T is going to respite this weekend. That means he’s going to stay with another family overnight so I can have a break. Unfortunately, no one who knows him is available, which means he’s going to be staying with strangers. Can you even imagine? He’s 9 years old. And he just has to be okay going to live with strangers for two days. It’s terrifying and awful and completely insane. But that’s how desperate I am for a hot second to myself.
I chatted with the family on the phone tonight. They seem delightful, and I’m confident he’ll have a good time. But still: It’s insane. I can’t even begin to wrap my head around how scary it has to be for him.
So at bedtime tonight I had to tell him what was up. I let him know the names of the people he’d be staying with. I walked him through the weekend, let him know we’d be meeting the family this week before he went to stay with them, and then I asked if he had any questions. He did. He wanted to know if they liked Calvin and Hobbes. I said we could certainly ask. He also wanted to know if they had bunk beds. I wondered with him which bunk he’d chose if they did.

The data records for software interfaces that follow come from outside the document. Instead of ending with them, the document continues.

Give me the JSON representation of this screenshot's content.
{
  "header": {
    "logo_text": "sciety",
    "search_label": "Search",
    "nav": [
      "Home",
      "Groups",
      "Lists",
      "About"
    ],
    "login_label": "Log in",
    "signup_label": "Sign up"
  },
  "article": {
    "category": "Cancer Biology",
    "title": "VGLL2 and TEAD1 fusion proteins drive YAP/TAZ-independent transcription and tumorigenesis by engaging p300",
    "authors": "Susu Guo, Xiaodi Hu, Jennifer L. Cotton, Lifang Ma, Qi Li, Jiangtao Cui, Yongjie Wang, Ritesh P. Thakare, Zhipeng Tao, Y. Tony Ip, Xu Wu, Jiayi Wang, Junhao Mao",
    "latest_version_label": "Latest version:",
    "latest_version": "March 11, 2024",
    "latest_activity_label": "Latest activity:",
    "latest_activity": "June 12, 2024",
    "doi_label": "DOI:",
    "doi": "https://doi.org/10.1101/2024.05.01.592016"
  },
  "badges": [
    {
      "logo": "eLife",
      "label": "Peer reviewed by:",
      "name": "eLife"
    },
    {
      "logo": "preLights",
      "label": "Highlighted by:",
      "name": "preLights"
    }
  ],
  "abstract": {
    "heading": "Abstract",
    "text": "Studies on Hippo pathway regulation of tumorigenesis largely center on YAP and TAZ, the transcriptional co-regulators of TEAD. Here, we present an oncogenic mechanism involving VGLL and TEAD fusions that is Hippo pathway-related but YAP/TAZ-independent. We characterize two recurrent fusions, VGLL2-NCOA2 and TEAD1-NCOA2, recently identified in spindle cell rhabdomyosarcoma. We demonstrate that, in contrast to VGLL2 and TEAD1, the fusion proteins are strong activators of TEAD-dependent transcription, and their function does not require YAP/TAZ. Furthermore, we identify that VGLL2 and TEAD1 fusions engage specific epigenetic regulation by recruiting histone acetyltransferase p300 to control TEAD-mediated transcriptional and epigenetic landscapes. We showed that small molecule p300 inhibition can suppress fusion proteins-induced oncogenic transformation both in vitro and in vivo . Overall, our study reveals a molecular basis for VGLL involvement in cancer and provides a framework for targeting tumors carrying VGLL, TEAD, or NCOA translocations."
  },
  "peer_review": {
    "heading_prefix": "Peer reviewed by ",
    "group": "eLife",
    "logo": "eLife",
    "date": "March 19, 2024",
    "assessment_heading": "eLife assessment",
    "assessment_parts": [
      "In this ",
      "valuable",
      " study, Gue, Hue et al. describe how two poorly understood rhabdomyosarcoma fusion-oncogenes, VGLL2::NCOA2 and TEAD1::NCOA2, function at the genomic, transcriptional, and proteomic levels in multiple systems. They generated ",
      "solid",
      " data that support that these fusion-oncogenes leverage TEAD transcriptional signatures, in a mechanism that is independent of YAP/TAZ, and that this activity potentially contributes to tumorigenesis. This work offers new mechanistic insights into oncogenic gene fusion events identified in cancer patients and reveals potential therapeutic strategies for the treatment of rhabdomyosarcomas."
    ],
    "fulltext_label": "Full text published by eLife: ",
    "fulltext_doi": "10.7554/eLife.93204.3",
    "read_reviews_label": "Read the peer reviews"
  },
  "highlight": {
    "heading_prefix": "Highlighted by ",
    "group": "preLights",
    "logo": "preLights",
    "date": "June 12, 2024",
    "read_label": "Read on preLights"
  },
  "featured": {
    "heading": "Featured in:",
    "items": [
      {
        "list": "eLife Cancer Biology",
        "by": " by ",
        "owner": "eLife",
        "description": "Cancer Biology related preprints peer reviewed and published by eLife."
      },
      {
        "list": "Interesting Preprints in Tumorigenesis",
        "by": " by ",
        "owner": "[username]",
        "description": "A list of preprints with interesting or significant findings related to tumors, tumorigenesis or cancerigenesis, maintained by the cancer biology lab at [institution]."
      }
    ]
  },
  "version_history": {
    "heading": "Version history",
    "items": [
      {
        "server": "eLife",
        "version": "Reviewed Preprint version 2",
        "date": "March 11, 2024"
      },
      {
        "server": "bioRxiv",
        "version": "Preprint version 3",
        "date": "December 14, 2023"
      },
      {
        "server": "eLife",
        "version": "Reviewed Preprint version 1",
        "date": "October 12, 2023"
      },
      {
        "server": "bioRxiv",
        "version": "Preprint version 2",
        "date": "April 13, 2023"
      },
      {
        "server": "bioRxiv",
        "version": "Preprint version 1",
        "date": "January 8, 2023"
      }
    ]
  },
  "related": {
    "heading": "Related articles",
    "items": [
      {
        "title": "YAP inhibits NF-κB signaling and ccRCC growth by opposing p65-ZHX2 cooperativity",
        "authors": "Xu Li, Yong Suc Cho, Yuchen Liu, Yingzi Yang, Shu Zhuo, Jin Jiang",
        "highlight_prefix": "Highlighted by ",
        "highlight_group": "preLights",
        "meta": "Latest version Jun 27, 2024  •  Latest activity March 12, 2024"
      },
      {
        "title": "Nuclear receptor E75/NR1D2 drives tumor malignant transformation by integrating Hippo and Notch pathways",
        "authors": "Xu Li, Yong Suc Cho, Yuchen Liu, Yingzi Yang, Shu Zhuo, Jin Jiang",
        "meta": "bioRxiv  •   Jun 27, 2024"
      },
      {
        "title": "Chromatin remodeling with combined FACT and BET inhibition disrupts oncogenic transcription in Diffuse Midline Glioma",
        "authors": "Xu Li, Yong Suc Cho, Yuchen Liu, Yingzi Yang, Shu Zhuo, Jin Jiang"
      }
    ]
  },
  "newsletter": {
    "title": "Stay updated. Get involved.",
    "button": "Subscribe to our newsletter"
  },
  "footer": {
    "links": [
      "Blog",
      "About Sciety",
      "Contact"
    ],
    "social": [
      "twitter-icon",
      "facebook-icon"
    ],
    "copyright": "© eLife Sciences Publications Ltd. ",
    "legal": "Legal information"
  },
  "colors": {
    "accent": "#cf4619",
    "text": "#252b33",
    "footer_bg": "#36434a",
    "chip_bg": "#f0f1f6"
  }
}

But then his questions took a drastic turn.
“Maybe they’ll like me so much they’ll adopt me, Amy. You never know. Maybe.”
This is the stuff I just can’t handle. T knows he’s up for adoption, but what am I supposed to say to that? How do I help keep his hope alive but not set him up for perpetual disappointment?
The reality? I. Have. No. Clue. What. I’m. Doing.
“Well, buddy. They’re like me. They’re foster parents. They help kids who are in the middle part. They help kids in the in-between.”
“But it’s possible, Amy. You say anything is possible.”
“Yup, you’re right, T. I do say that. But what else do I say?”
“Not everything is probable.”
“But, Amy, I just don’t understand. I love it here so much. I want to stay forever. Well, not forever, but until I’m an adult. Why can’t I stay with you until I’m an adult?”
The thing is, my response for a long time was that foster parents help kids who are waiting for their forever family. I would remind him that, if I adopted one kid, I wouldn’t be able to help any other foster kids who needed help in the middle part. He seemed to accept that. He’s sweet and empathetic, and he wouldn’t want to rob another foster kid of help.
But now he knows. He knows some foster parents do also adopt. And so it’s another layer of rejection for him. It’s another layer of hurt and pain and confusion.
So I did my best to look him in the eye and respond. “I’m just a foster parent, dude. I know that’s hard for you to hear. I’m sorry.”
“But, but. But Amy: some foster parents do adopt kids.”
“I know, buddy.”
“I just don’t get it.”
“I don’t get it, either. But I know I’ll always be your friend, okay? Can we agree to always be friends?”
It feels like a kick in the face, and I’m not sure if it stings more for him, or for me.